And, Chatham said, Epiphany's and Siebel's competitors could catch up, particularly Nortel Networks Corp.'s Clarify, Oracle Corp., and PeopleSoft Inc. and its Vantive Corp. division.
The PeopleSoft/Vantive combination could prove to be a major advantage because "[users] could reach into the back end for inventory, pricing, and ordering information," Chatham said. That information is contained in PeopleSoft's ERP (enterprise resource planning) capabilities.
Art technology group gets personal
With the dramatic growth of online sales and support, businesses need a single technology platform that can manage customer interactions and personalize the experience to gain competitive advantage.
This week, Art Technology Group (ATG), in Cambridge, Mass., will announce enhancements to its Dynamo e-commerce and personalization platform that will let companies better track customers over time and generate tailored marketing campaigns.
Dynamo 5 introduces what ATG calls scenarios, or a sequence of interactions that a business manager or developer can design for specific customers. For example, a scenario could be a promotion to offer an online shopper, if that visitor registers as a regular customer. A second promotion could be generated later if the first promotion was passed up.

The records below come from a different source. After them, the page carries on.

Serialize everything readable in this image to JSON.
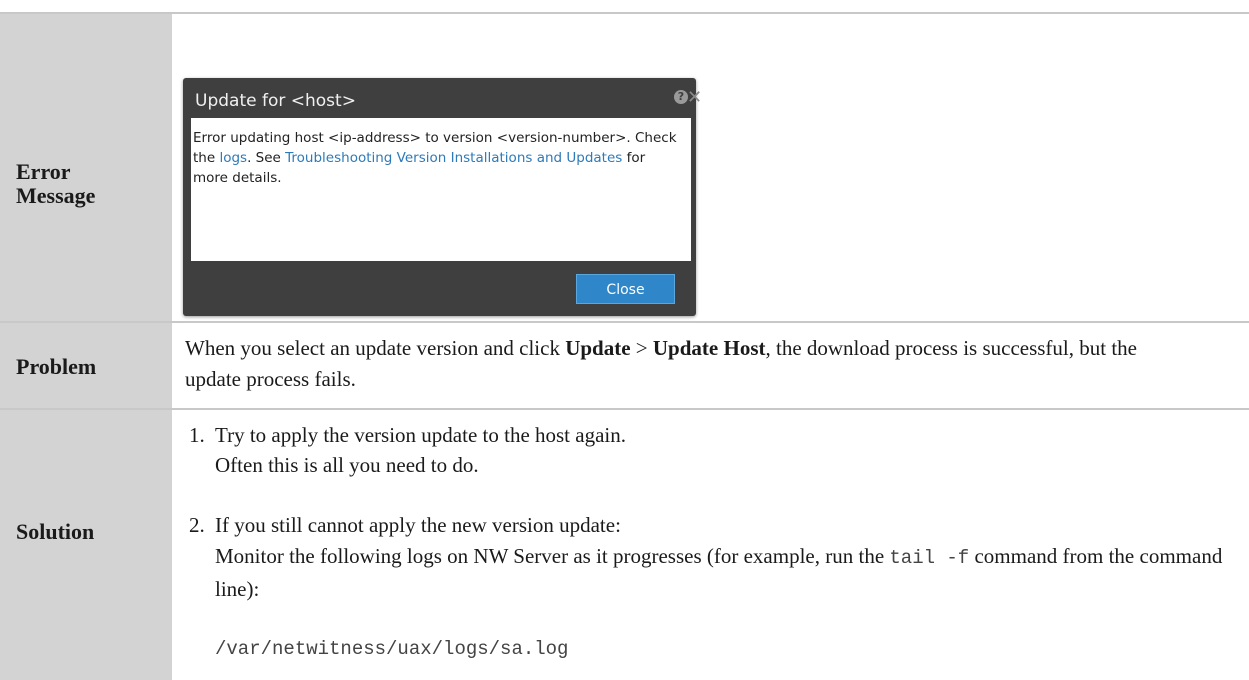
{
  "rows": {
    "error": {
      "label": "Error Message"
    },
    "problem": {
      "label": "Problem",
      "text_before": "When you select an update version and click ",
      "bold1": "Update",
      "arrow": " > ",
      "bold2": "Update Host",
      "text_after": ", the download process is successful, but the update process fails."
    },
    "solution": {
      "label": "Solution",
      "step1_num": "1.",
      "step1_line1": "Try to apply the version update to the host again.",
      "step1_line2": "Often this is all you need to do.",
      "step2_num": "2.",
      "step2_line1": "If you still cannot apply the new version update:",
      "step2_line2_a": "Monitor the following logs on NW Server as it progresses (for example, run the ",
      "step2_code1": "tail -f",
      "step2_line2_b": " command from the command line):",
      "step2_path": "/var/netwitness/uax/logs/sa.log"
    }
  },
  "dialog": {
    "title": "Update for <host>",
    "help_icon": "help-icon",
    "close_icon": "close-icon",
    "message_part1": "Error updating host <ip-address> to version <version-number>. Check the ",
    "logs_link": "logs",
    "message_part2": ".  See ",
    "troubleshooting_link": "Troubleshooting Version Installations and Updates",
    "message_part3": " for more details.",
    "close_button": "Close"
  }
}
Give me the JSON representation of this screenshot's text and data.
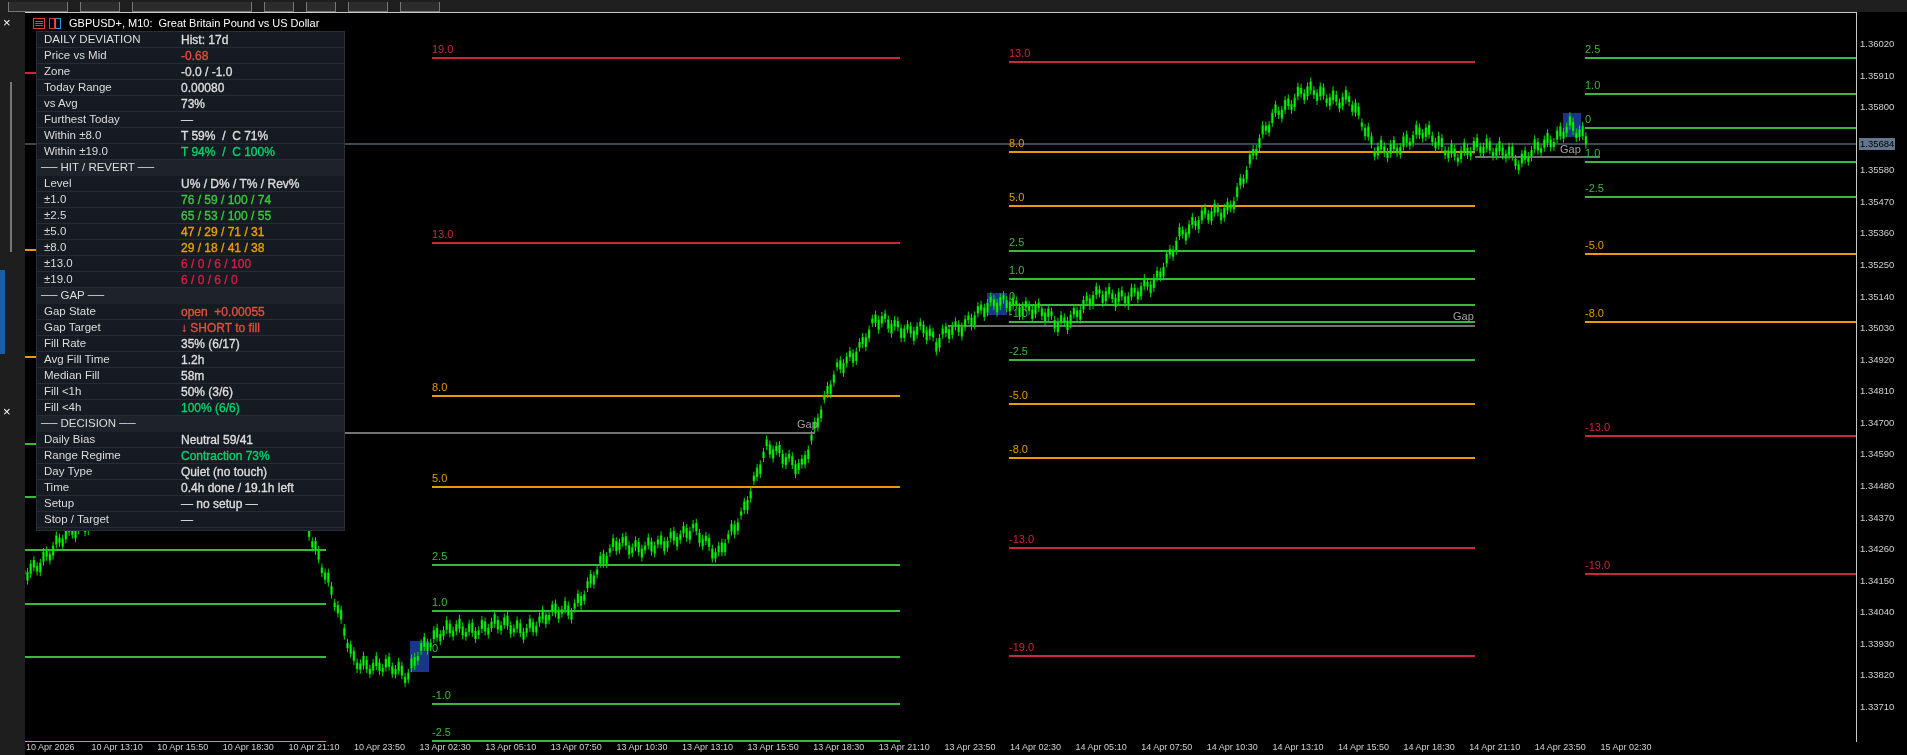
{
  "sidebar": {
    "close_buttons": [
      "×",
      "×"
    ]
  },
  "chart": {
    "title": "GBPUSD+, M10:  Great Britain Pound vs US Dollar",
    "info_panel": {
      "rows": [
        {
          "kind": "row",
          "label": "DAILY DEVIATION",
          "value": "Hist: 17d",
          "color": "#dcdcdc"
        },
        {
          "kind": "row",
          "label": "Price vs Mid",
          "value": "-0.68",
          "color": "#e0503a"
        },
        {
          "kind": "row",
          "label": "Zone",
          "value": "-0.0 / -1.0",
          "color": "#dcdcdc"
        },
        {
          "kind": "row",
          "label": "Today Range",
          "value": "0.00080",
          "color": "#dcdcdc"
        },
        {
          "kind": "row",
          "label": "vs Avg",
          "value": "73%",
          "color": "#dcdcdc"
        },
        {
          "kind": "row",
          "label": "Furthest Today",
          "value": "—",
          "color": "#dcdcdc"
        },
        {
          "kind": "row",
          "label": "Within ±8.0",
          "value": "T 59%  /  C 71%",
          "color": "#dcdcdc"
        },
        {
          "kind": "row",
          "label": "Within ±19.0",
          "value": "T 94%  /  C 100%",
          "color": "#00d26a"
        },
        {
          "kind": "section",
          "label": "── HIT / REVERT ──"
        },
        {
          "kind": "row",
          "label": "Level",
          "value": "U% / D% / T% / Rev%",
          "color": "#dcdcdc"
        },
        {
          "kind": "row",
          "label": "±1.0",
          "value": "76 / 59 / 100 / 74",
          "color": "#3cc83c"
        },
        {
          "kind": "row",
          "label": "±2.5",
          "value": "65 / 53 / 100 / 55",
          "color": "#3cc83c"
        },
        {
          "kind": "row",
          "label": "±5.0",
          "value": "47 / 29 / 71 / 31",
          "color": "#e8a000"
        },
        {
          "kind": "row",
          "label": "±8.0",
          "value": "29 / 18 / 41 / 38",
          "color": "#e8a000"
        },
        {
          "kind": "row",
          "label": "±13.0",
          "value": "6 / 0 / 6 / 100",
          "color": "#d02040"
        },
        {
          "kind": "row",
          "label": "±19.0",
          "value": "6 / 0 / 6 / 0",
          "color": "#d02040"
        },
        {
          "kind": "section",
          "label": "── GAP ──"
        },
        {
          "kind": "row",
          "label": "Gap State",
          "value": "open  +0.00055",
          "color": "#e0503a"
        },
        {
          "kind": "row",
          "label": "Gap Target",
          "value": "↓ SHORT to fill",
          "color": "#e0503a"
        },
        {
          "kind": "row",
          "label": "Fill Rate",
          "value": "35% (6/17)",
          "color": "#dcdcdc"
        },
        {
          "kind": "row",
          "label": "Avg Fill Time",
          "value": "1.2h",
          "color": "#dcdcdc"
        },
        {
          "kind": "row",
          "label": "Median Fill",
          "value": "58m",
          "color": "#dcdcdc"
        },
        {
          "kind": "row",
          "label": "Fill <1h",
          "value": "50% (3/6)",
          "color": "#dcdcdc"
        },
        {
          "kind": "row",
          "label": "Fill <4h",
          "value": "100% (6/6)",
          "color": "#00d26a"
        },
        {
          "kind": "section",
          "label": "── DECISION ──"
        },
        {
          "kind": "row",
          "label": "Daily Bias",
          "value": "Neutral 59/41",
          "color": "#dcdcdc"
        },
        {
          "kind": "row",
          "label": "Range Regime",
          "value": "Contraction 73%",
          "color": "#00d26a"
        },
        {
          "kind": "row",
          "label": "Day Type",
          "value": "Quiet (no touch)",
          "color": "#dcdcdc"
        },
        {
          "kind": "row",
          "label": "Time",
          "value": "0.4h done / 19.1h left",
          "color": "#dcdcdc"
        },
        {
          "kind": "row",
          "label": "Setup",
          "value": "— no setup —",
          "color": "#dcdcdc"
        },
        {
          "kind": "row",
          "label": "Stop / Target",
          "value": "—",
          "color": "#dcdcdc"
        }
      ]
    },
    "level_groups": [
      {
        "levels": [
          {
            "color": "#c8283c"
          },
          {
            "color": "#e89a00"
          },
          {
            "color": "#e89a00"
          },
          {
            "color": "#3cb83c"
          },
          {
            "color": "#3cb83c"
          },
          {
            "color": "#3cb83c"
          },
          {
            "color": "#3cb83c"
          },
          {
            "color": "#3cb83c"
          },
          {
            "color": "#e89a00"
          }
        ]
      },
      {
        "levels": [
          {
            "label": "19.0",
            "color": "#c8283c"
          },
          {
            "label": "13.0",
            "color": "#c8283c"
          },
          {
            "label": "8.0",
            "color": "#e89a00"
          },
          {
            "label": "5.0",
            "color": "#e89a00"
          },
          {
            "label": "2.5",
            "color": "#3cb83c"
          },
          {
            "label": "1.0",
            "color": "#3cb83c"
          },
          {
            "label": "0",
            "color": "#3cb83c"
          },
          {
            "label": "-1.0",
            "color": "#3cb83c"
          },
          {
            "label": "-2.5",
            "color": "#3cb83c"
          }
        ]
      },
      {
        "levels": [
          {
            "label": "13.0",
            "color": "#c8283c"
          },
          {
            "label": "8.0",
            "color": "#e89a00"
          },
          {
            "label": "5.0",
            "color": "#e89a00"
          },
          {
            "label": "2.5",
            "color": "#3cb83c"
          },
          {
            "label": "1.0",
            "color": "#3cb83c"
          },
          {
            "label": "0",
            "color": "#3cb83c"
          },
          {
            "label": "-1.0",
            "color": "#3cb83c"
          },
          {
            "label": "-2.5",
            "color": "#3cb83c"
          },
          {
            "label": "-5.0",
            "color": "#e89a00"
          },
          {
            "label": "-8.0",
            "color": "#e89a00"
          },
          {
            "label": "-13.0",
            "color": "#c8283c"
          },
          {
            "label": "-19.0",
            "color": "#c8283c"
          }
        ]
      },
      {
        "levels": [
          {
            "label": "2.5",
            "color": "#3cb83c"
          },
          {
            "label": "1.0",
            "color": "#3cb83c"
          },
          {
            "label": "0",
            "color": "#3cb83c"
          },
          {
            "label": "1.0",
            "color": "#3cb83c"
          },
          {
            "label": "-2.5",
            "color": "#3cb83c"
          },
          {
            "label": "-5.0",
            "color": "#e89a00"
          },
          {
            "label": "-8.0",
            "color": "#e89a00"
          },
          {
            "label": "-13.0",
            "color": "#c8283c"
          },
          {
            "label": "-19.0",
            "color": "#c8283c"
          }
        ]
      }
    ],
    "gap_labels": [
      "Gap",
      "Gap",
      "Gap"
    ],
    "current_price": "1.35684",
    "price_axis": [
      "1.36020",
      "1.35910",
      "1.35800",
      "1.35580",
      "1.35470",
      "1.35360",
      "1.35250",
      "1.35140",
      "1.35030",
      "1.34920",
      "1.34810",
      "1.34700",
      "1.34590",
      "1.34480",
      "1.34370",
      "1.34260",
      "1.34150",
      "1.34040",
      "1.33930",
      "1.33820",
      "1.33710"
    ],
    "time_axis": [
      "10 Apr 2026",
      "10 Apr 13:10",
      "10 Apr 15:50",
      "10 Apr 18:30",
      "10 Apr 21:10",
      "10 Apr 23:50",
      "13 Apr 02:30",
      "13 Apr 05:10",
      "13 Apr 07:50",
      "13 Apr 10:30",
      "13 Apr 13:10",
      "13 Apr 15:50",
      "13 Apr 18:30",
      "13 Apr 21:10",
      "13 Apr 23:50",
      "14 Apr 02:30",
      "14 Apr 05:10",
      "14 Apr 07:50",
      "14 Apr 10:30",
      "14 Apr 13:10",
      "14 Apr 15:50",
      "14 Apr 18:30",
      "14 Apr 21:10",
      "14 Apr 23:50",
      "15 Apr 02:30"
    ]
  }
}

Houston-based trading network CheMatch.com plans to use the Dynamo platform in the business-to-business world by letting buyers choose just the products and information that they're interested in seeing from its online catalog, according to Michael Ereli, vice president at CheMatch.com.
Dynamo 5's framework approach, where Java programmers customize the platform, gives more flexibility over pre-packaged applications to re-launch Web applications, ATG officials said. Dynamo 5 will ship in the third quarter of this year and start at $250,000.
"Right now personalization is rudimentary, but as it gets more sophisticated, it will depend on one thing: the amount of data that can be analyzed in that moment," said Matt Calkins, CEO of Appian Communications Inc., an Arlington, Va.-based consultancy. "Most algorithms can only work on a few sets of data at a time."